Steven Long of Seattle, Washington is a homeless man who has been living in his truck within the city limits since 2014. Last year, Mr. Long parked his truck on Popular Street for a period of five months. During this time, he was cited on numerous occasions for parking violations. According to city regulations, a driver will receive a parking ticket if his car is continuously parked on the street for more than 72 hours.

The unpaid parking fines continued to mount. The city took action impounding Mr. Long’s truck until he paid for his unpaid parking tickets.

Mr. Long wasn’t about to pay to get his vehicle out of impound. In his mind, his truck was his home, and the city had no right to impound his home. Steven Long took Seattle to court.

This week, a judge made the ruling that Seattle cannot impound Mr. Long’s truck, and the city cannot sell the truck. The judge based his ruling on the Homestead Act. This act states that no person can be forced to sell his primary residence to pay for an outstanding debt. Since the truck was Mr. Long’s primary residence, the judge ruled that it was exempt from sale under the Homestead Act.

City officials were astounded by the ruling. While no decision has been made, an appeal is under consideration.

It is estimated that there are 5,400 homeless people in Seattle. Half of these people live in their cars. Per the judge’s ruling, these car dwellers cannot have their vehicles impounded by the city, but parking tickets may still be issued to violators.

March 25, 2018 · Homeless Man, Homestead Act. · Comments Off on Homeless Man Wins Big Victory In Seattle Court

Homeless people often spend most of their time sitting or sleeping on city sidewalks or under bridges. They try to find any work possible to get food or to try to get a hotel room for at least a night.
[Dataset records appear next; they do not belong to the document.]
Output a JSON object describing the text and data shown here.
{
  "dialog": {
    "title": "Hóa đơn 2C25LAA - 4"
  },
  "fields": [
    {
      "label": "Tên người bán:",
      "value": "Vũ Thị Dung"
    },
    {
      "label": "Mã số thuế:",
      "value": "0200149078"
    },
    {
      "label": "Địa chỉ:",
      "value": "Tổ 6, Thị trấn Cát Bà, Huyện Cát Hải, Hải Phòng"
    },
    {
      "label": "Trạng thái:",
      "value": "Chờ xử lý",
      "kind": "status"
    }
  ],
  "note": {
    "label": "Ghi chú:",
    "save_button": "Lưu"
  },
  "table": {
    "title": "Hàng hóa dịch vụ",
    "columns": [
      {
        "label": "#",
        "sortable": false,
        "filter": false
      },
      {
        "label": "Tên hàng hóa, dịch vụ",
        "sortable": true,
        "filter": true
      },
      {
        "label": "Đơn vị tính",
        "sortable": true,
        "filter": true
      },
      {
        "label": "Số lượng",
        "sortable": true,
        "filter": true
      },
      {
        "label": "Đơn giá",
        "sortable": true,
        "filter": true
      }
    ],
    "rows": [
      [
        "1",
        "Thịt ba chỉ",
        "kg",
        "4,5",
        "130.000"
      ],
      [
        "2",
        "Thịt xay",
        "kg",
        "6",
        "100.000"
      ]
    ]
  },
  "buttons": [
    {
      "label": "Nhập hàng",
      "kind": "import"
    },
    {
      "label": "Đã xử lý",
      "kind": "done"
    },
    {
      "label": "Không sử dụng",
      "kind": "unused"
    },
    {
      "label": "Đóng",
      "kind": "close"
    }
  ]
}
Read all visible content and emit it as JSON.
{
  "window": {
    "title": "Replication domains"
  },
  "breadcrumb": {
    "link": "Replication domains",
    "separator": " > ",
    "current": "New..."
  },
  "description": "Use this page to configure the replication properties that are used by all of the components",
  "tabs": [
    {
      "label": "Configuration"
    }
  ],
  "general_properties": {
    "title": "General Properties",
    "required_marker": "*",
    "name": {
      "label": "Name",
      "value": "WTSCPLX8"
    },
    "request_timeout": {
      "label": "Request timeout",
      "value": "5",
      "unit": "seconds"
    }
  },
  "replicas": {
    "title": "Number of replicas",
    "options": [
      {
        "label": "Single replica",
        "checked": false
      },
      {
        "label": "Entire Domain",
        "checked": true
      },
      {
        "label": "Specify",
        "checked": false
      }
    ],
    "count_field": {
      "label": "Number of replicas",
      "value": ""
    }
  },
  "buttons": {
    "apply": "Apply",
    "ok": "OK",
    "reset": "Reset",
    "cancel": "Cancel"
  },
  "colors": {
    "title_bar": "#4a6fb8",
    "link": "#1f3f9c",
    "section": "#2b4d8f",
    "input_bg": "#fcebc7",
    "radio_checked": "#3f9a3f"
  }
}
They usually don’t have the same resources that others have and find that it’s hard to get ahead in life. A judge in Seattle delivered a ruling in favor of a man who has been living in his truck for months. The judge ordered that the man’s vehicle is considered his home and that city police officers could not take the vehicle or fine the man for living inside. This ruling could change the lives of the hundreds of homeless people in Seattle if they can find a vehicle to live in instead of living on the streets or sidewalks.
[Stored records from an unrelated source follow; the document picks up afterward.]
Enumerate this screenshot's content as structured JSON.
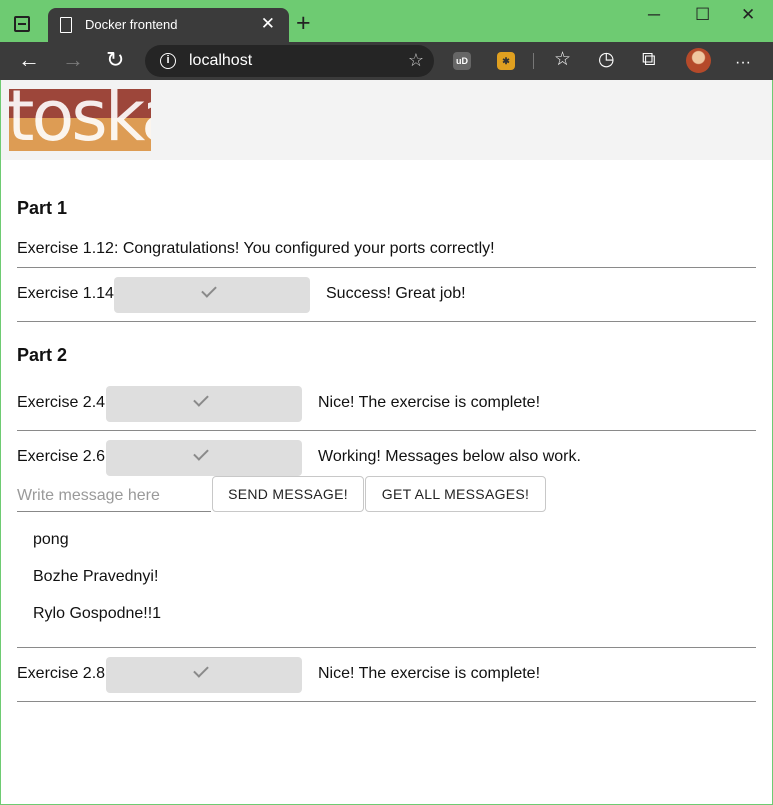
{
  "browser": {
    "tab_title": "Docker frontend",
    "url": "localhost",
    "minimize": "─",
    "maximize": "☐",
    "close": "✕",
    "new_tab": "+",
    "tab_close": "✕",
    "back": "←",
    "forward": "→",
    "refresh": "↻",
    "more": "···"
  },
  "logo": {
    "text": "toska",
    "top_color": "#9d463a",
    "bottom_color": "#dd9c54"
  },
  "part1": {
    "heading": "Part 1",
    "ex112": "Exercise 1.12: Congratulations! You configured your ports correctly!",
    "ex114_label": "Exercise 1.14:",
    "ex114_status": "Success! Great job!"
  },
  "part2": {
    "heading": "Part 2",
    "ex24_label": "Exercise 2.4:",
    "ex24_status": "Nice! The exercise is complete!",
    "ex26_label": "Exercise 2.6:",
    "ex26_status": "Working! Messages below also work.",
    "message_placeholder": "Write message here",
    "send_label": "SEND MESSAGE!",
    "get_all_label": "GET ALL MESSAGES!",
    "messages": [
      "pong",
      "Bozhe Pravednyi!",
      "Rylo Gospodne!!1"
    ],
    "ex28_label": "Exercise 2.8:",
    "ex28_status": "Nice! The exercise is complete!"
  }
}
When the judge offered his ruling, he used information from the Homestead Act. This act rules that no home can be taken away from someone as long as it’s declared a suitable dwelling. In the case of this Seattle homeless man, the judge found that his truck was suitable to live in as long as he didn’t disrupt the city. The man’s truck had been taken for a few months last year because he wasn’t able to move it from a city street, causing the man to try to get by on his own. Even though the judge issued the positive ruling, city officials are trying to get around it and find ways that vehicles can still be impounded if they are used as a home for someone who is considered homeless.